Gustuff Android malware from Russia with love.
Group-IB, a cybersecurity firm, has discovered a new breed of Trojan horse malware called Gustuff, which specifically targets Android phones to steal banking credentials and digital assets of users. The malware targets customers of cryptocurrency exchanges and mainstream international banks.
As per the analysis of Group-IB, the malware is equipped with a unique, automated function that can distribute mass infections to earn maximum profit for the attackers. This malware has been around for one year but this is the very first time that this malware has been identified and evaluated by a cybersecurity firm.
Unsurprisingly, cybercriminals are trying to use Gustuff at the best of their ability. In the past one year during which the malware has been active, it has been updated repeatedly and has now become quite s a sophisticated piece of malware in terms of attack tactics, features, and capabilities. It has now become quite similar to notorious malware like LokiBot, Exobot, Anubis, Red Alert, and BankBot, etc.
Group-IB explained that Gustuff is capable of phishing as well as automate the transactions of more than 100 banking apps including TD Bank, Bank of America, Bank of Scotland, Wells Fargo, PNC Bank, and Capital One and around 32 cryptocurrency apps, for instance, Coinbase, Bitcoin Wallet, and BitPay. Furthermore, the Trojan can extract Android payment and messaging apps credentials including Western Union, PayPal, eBay, Skype, WhatsApp, Walmart, Revoult, and Gett Taxi.
To target victims, Gustuff uses social engineering tactics for luring them into providing access to the Android Accessibility service. This service is created for disabled users and serves as a helpful tool to automate a variety of UI interactions. It can also tap the screen on behalf of the user. However, such a harmless service is exploited by a majority of Android banking malware to acquire admin rights and displaying fake login pages.
But the way Gustuff exploits this service is entirely different because contains web fakes to imitate the apps for accessing sensitive data like login credentials. It contains web fakes for 27 apps in the US, 8 in India, 16 in Poland, 9 in Germany, and 10 in Australia while all the leading banks’ customers are targeted through these web fakes.
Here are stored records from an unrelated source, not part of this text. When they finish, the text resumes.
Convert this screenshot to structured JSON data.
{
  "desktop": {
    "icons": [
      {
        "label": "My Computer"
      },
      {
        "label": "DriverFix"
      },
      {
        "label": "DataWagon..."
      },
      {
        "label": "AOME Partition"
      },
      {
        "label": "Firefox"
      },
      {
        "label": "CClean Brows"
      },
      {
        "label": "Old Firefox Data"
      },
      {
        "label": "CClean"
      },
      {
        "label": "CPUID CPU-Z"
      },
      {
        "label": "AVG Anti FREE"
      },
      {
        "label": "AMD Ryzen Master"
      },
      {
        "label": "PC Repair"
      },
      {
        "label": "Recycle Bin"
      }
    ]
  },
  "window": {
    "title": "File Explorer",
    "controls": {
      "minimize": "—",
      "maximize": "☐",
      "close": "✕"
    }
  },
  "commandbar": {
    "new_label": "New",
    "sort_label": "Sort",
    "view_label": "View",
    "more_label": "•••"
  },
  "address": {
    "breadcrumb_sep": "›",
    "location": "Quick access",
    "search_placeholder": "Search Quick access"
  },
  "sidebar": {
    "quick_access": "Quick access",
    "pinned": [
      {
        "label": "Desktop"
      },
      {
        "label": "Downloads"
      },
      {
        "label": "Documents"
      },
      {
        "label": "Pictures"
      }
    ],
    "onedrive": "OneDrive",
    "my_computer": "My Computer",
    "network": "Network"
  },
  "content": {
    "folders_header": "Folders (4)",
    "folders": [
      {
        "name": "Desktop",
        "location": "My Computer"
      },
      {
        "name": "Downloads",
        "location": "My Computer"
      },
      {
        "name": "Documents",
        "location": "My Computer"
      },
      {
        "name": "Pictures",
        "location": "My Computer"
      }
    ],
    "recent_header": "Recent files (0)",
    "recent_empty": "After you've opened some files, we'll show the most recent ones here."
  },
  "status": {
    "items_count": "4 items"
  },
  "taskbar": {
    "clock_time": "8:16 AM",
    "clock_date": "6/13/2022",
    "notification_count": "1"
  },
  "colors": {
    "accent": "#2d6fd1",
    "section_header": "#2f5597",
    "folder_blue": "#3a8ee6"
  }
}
Moreover, the malware uses SMS messages containing URLs that load infected Android package kit documents and when an Android phone is attacked the Trojan is automatically launched from a remote server. To ensure speedy extraction of money, the attackers have designed Automatic Transfer Systems that autofills legit app fields with data related to the attackers.
In a detailed report, Group-IB explained the workings and evasion tactics of the malware:
“Using the Accessibility Service mechanism means that the Trojan is able to bypass security measures used by banks to protect against the older generation of mobile Trojans and changes to Google’s security policy introduced in new versions of the Android OS. Moreover, Gustuff knows how to turn off Google Protect; according to the Trojan’s developer, this feature works in 70 percent of cases.”
The malware also sends the information acquired from the infected device to a C&C server. It sends “reading/sending SMS messages, sending USSD requests, launching SOCKS5 Proxy, following links, transferring files (including document scans, screenshots, photos) to the C&C server, and resetting the device to factory settings.”
The malware is available for lease at $800 per month. Group-IB claims that the malware is the creation of a Russian-speaking hacker Bestoffer and is specifically designed to target international markets.
The firm’s analysts also noted that although this Trojan was created by a Russian-speaking cybercriminal named “Bestoffer,” it operates exclusively with international markets. Organizations are asked to use signature-based detection methods to ensure optimal protection of their customers from the malware.